> [PROBLEM DESCRIPTION] Reproduce the entries that follow, exactly and in full.

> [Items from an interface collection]
--- START ---

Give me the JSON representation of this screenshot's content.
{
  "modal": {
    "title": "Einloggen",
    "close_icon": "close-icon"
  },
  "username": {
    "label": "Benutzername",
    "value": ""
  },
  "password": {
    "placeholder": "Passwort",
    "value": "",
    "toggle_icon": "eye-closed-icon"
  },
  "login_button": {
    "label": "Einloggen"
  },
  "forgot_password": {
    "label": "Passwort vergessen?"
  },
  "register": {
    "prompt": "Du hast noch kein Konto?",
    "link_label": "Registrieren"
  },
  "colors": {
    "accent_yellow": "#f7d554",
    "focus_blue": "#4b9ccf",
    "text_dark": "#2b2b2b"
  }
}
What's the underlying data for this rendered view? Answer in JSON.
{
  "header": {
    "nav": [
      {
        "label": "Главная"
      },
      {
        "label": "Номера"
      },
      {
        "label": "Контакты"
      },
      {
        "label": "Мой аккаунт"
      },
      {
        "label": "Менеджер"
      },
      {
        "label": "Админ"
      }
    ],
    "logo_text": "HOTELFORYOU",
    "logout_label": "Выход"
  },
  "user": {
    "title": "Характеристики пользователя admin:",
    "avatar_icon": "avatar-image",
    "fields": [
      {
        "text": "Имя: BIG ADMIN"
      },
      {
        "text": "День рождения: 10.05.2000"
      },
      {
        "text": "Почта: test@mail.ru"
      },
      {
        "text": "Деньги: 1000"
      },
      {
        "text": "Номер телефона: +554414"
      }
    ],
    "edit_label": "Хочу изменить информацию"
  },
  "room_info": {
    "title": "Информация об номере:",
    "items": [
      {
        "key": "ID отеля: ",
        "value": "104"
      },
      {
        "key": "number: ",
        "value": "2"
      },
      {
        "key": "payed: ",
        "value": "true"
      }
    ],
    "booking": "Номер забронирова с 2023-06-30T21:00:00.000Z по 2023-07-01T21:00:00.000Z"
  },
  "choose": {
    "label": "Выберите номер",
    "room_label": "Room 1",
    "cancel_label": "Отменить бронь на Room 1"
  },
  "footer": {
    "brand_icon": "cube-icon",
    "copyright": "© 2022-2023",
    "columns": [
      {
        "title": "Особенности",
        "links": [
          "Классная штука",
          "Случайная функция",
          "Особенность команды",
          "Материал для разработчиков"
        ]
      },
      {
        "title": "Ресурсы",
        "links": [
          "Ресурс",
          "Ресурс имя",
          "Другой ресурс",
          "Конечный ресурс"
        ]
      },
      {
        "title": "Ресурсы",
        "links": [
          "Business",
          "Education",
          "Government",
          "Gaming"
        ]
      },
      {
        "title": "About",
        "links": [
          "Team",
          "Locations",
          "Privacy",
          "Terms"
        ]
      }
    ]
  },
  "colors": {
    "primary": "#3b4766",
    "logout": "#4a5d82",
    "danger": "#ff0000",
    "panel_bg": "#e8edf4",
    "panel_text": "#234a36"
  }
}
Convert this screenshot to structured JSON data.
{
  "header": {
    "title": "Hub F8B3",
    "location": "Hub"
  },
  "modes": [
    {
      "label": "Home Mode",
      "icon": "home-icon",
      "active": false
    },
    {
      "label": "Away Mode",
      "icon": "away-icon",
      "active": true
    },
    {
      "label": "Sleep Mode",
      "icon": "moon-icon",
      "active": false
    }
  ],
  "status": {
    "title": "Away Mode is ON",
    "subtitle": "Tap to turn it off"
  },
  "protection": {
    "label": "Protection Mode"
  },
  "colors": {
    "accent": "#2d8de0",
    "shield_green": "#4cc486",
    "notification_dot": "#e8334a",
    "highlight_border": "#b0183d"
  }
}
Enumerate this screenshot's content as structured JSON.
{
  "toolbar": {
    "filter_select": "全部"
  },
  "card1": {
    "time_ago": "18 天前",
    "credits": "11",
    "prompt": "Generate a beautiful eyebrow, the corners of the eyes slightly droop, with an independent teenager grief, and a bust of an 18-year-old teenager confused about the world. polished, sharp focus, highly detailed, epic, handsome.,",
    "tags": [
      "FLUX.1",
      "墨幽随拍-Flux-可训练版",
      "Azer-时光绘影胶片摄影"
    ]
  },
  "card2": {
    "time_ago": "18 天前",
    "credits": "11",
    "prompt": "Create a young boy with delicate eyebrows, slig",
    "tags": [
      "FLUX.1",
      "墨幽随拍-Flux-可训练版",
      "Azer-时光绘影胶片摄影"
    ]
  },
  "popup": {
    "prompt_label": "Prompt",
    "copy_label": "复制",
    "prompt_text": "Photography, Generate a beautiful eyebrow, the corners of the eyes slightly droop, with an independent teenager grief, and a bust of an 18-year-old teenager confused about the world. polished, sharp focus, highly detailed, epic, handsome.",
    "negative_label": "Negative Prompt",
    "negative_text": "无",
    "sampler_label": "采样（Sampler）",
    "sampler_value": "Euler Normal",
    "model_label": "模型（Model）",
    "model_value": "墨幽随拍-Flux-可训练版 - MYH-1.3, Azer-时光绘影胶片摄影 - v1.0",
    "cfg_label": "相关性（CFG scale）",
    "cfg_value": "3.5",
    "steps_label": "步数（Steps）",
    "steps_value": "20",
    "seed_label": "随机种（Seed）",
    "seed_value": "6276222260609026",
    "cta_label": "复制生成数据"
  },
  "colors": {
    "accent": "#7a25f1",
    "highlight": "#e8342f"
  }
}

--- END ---

> [OUTPUT BELOW]
Give me the JSON representation of this screenshot's content.
{
  "modal": {
    "title": "Einloggen",
    "close_icon": "close-icon"
  },
  "username": {
    "label": "Benutzername",
    "value": ""
  },
  "password": {
    "placeholder": "Passwort",
    "value": "",
    "toggle_icon": "eye-closed-icon"
  },
  "login_button": {
    "label": "Einloggen"
  },
  "forgot_password": {
    "label": "Passwort vergessen?"
  },
  "register": {
    "prompt": "Du hast noch kein Konto?",
    "link_label": "Registrieren"
  },
  "colors": {
    "accent_yellow": "#f7d554",
    "focus_blue": "#4b9ccf",
    "text_dark": "#2b2b2b"
  }
}
What's the underlying data for this rendered view? Answer in JSON.
{
  "header": {
    "nav": [
      {
        "label": "Главная"
      },
      {
        "label": "Номера"
      },
      {
        "label": "Контакты"
      },
      {
        "label": "Мой аккаунт"
      },
      {
        "label": "Менеджер"
      },
      {
        "label": "Админ"
      }
    ],
    "logo_text": "HOTELFORYOU",
    "logout_label": "Выход"
  },
  "user": {
    "title": "Характеристики пользователя admin:",
    "avatar_icon": "avatar-image",
    "fields": [
      {
        "text": "Имя: BIG ADMIN"
      },
      {
        "text": "День рождения: 10.05.2000"
      },
      {
        "text": "Почта: test@mail.ru"
      },
      {
        "text": "Деньги: 1000"
      },
      {
        "text": "Номер телефона: +554414"
      }
    ],
    "edit_label": "Хочу изменить информацию"
  },
  "room_info": {
    "title": "Информация об номере:",
    "items": [
      {
        "key": "ID отеля: ",
        "value": "104"
      },
      {
        "key": "number: ",
        "value": "2"
      },
      {
        "key": "payed: ",
        "value": "true"
      }
    ],
    "booking": "Номер забронирова с 2023-06-30T21:00:00.000Z по 2023-07-01T21:00:00.000Z"
  },
  "choose": {
    "label": "Выберите номер",
    "room_label": "Room 1",
    "cancel_label": "Отменить бронь на Room 1"
  },
  "footer": {
    "brand_icon": "cube-icon",
    "copyright": "© 2022-2023",
    "columns": [
      {
        "title": "Особенности",
        "links": [
          "Классная штука",
          "Случайная функция",
          "Особенность команды",
          "Материал для разработчиков"
        ]
      },
      {
        "title": "Ресурсы",
        "links": [
          "Ресурс",
          "Ресурс имя",
          "Другой ресурс",
          "Конечный ресурс"
        ]
      },
      {
        "title": "Ресурсы",
        "links": [
          "Business",
          "Education",
          "Government",
          "Gaming"
        ]
      },
      {
        "title": "About",
        "links": [
          "Team",
          "Locations",
          "Privacy",
          "Terms"
        ]
      }
    ]
  },
  "colors": {
    "primary": "#3b4766",
    "logout": "#4a5d82",
    "danger": "#ff0000",
    "panel_bg": "#e8edf4",
    "panel_text": "#234a36"
  }
}
Convert this screenshot to structured JSON data.
{
  "header": {
    "title": "Hub F8B3",
    "location": "Hub"
  },
  "modes": [
    {
      "label": "Home Mode",
      "icon": "home-icon",
      "active": false
    },
    {
      "label": "Away Mode",
      "icon": "away-icon",
      "active": true
    },
    {
      "label": "Sleep Mode",
      "icon": "moon-icon",
      "active": false
    }
  ],
  "status": {
    "title": "Away Mode is ON",
    "subtitle": "Tap to turn it off"
  },
  "protection": {
    "label": "Protection Mode"
  },
  "colors": {
    "accent": "#2d8de0",
    "shield_green": "#4cc486",
    "notification_dot": "#e8334a",
    "highlight_border": "#b0183d"
  }
}
Enumerate this screenshot's content as structured JSON.
{
  "toolbar": {
    "filter_select": "全部"
  },
  "card1": {
    "time_ago": "18 天前",
    "credits": "11",
    "prompt": "Generate a beautiful eyebrow, the corners of the eyes slightly droop, with an independent teenager grief, and a bust of an 18-year-old teenager confused about the world. polished, sharp focus, highly detailed, epic, handsome.,",
    "tags": [
      "FLUX.1",
      "墨幽随拍-Flux-可训练版",
      "Azer-时光绘影胶片摄影"
    ]
  },
  "card2": {
    "time_ago": "18 天前",
    "credits": "11",
    "prompt": "Create a young boy with delicate eyebrows, slig",
    "tags": [
      "FLUX.1",
      "墨幽随拍-Flux-可训练版",
      "Azer-时光绘影胶片摄影"
    ]
  },
  "popup": {
    "prompt_label": "Prompt",
    "copy_label": "复制",
    "prompt_text": "Photography, Generate a beautiful eyebrow, the corners of the eyes slightly droop, with an independent teenager grief, and a bust of an 18-year-old teenager confused about the world. polished, sharp focus, highly detailed, epic, handsome.",
    "negative_label": "Negative Prompt",
    "negative_text": "无",
    "sampler_label": "采样（Sampler）",
    "sampler_value": "Euler Normal",
    "model_label": "模型（Model）",
    "model_value": "墨幽随拍-Flux-可训练版 - MYH-1.3, Azer-时光绘影胶片摄影 - v1.0",
    "cfg_label": "相关性（CFG scale）",
    "cfg_value": "3.5",
    "steps_label": "步数（Steps）",
    "steps_value": "20",
    "seed_label": "随机种（Seed）",
    "seed_value": "6276222260609026",
    "cta_label": "复制生成数据"
  },
  "colors": {
    "accent": "#7a25f1",
    "highlight": "#e8342f"
  }
}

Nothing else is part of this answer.